_Problem requirements_
Look through the entries. Copy each line that has the word "Your".

_Material to process_
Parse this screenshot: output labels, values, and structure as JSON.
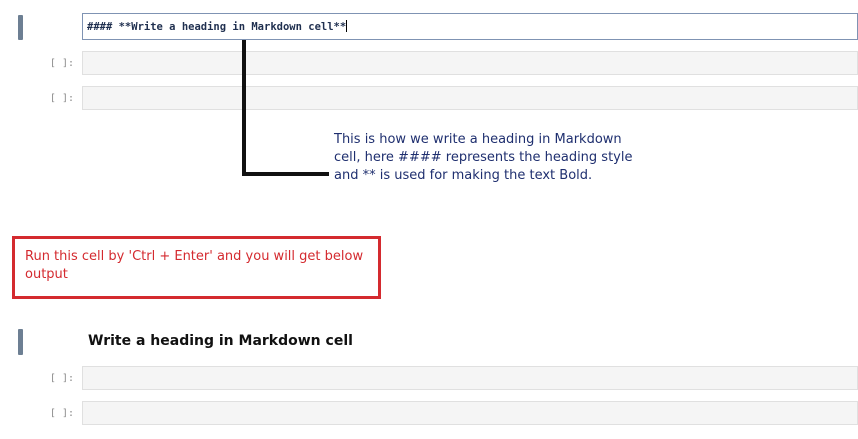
{
  "markdown_editor": {
    "source_text": "#### **Write a heading in Markdown cell**"
  },
  "empty_cells": {
    "prompt": "[ ]:"
  },
  "annotation": {
    "text": "This is how we write a heading in Markdown cell, here #### represents the heading style and ** is used for making the text Bold."
  },
  "instruction_box": {
    "text": "Run this cell by 'Ctrl + Enter' and you will get below output"
  },
  "rendered_output": {
    "heading": "Write a heading in Markdown cell"
  },
  "colors": {
    "cell_marker": "#6d7f93",
    "instruction_red": "#d42a2f",
    "annotation_text": "#1f2f6f"
  }
}
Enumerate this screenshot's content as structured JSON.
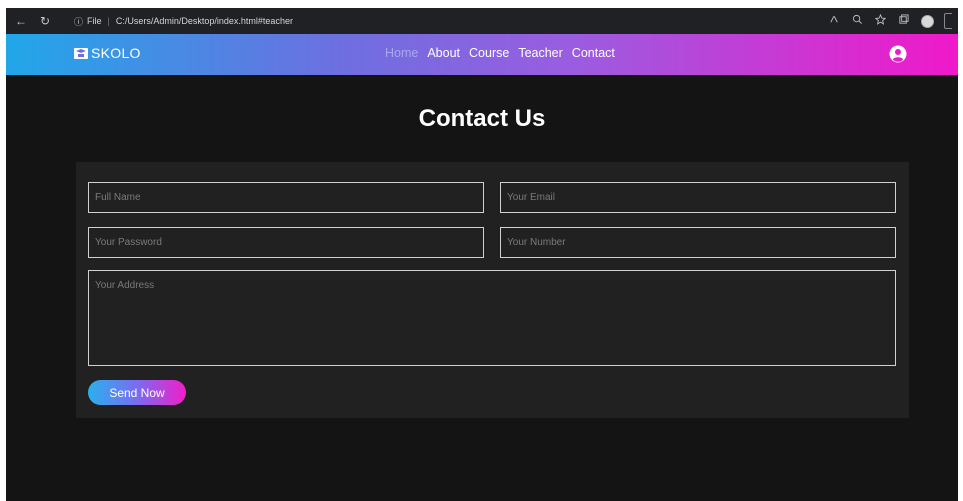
{
  "browser": {
    "back_icon": "←",
    "refresh_icon": "↻",
    "info_icon": "ⓘ",
    "file_label": "File",
    "separator": "|",
    "url": "C:/Users/Admin/Desktop/index.html#teacher"
  },
  "brand": {
    "name": "SKOLO"
  },
  "nav": {
    "items": [
      {
        "label": "Home"
      },
      {
        "label": "About"
      },
      {
        "label": "Course"
      },
      {
        "label": "Teacher"
      },
      {
        "label": "Contact"
      }
    ]
  },
  "contact": {
    "title": "Contact Us",
    "full_name_placeholder": "Full Name",
    "email_placeholder": "Your Email",
    "password_placeholder": "Your Password",
    "number_placeholder": "Your Number",
    "address_placeholder": "Your Address",
    "send_label": "Send Now"
  },
  "colors": {
    "gradient_start": "#21a7e9",
    "gradient_end": "#f019c9",
    "background": "#141414",
    "card": "#212121"
  }
}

_Answer below_
    "email_placeholder": "Your Email",
    "password_placeholder": "Your Password",
    "number_placeholder": "Your Number",
    "address_placeholder": "Your Address",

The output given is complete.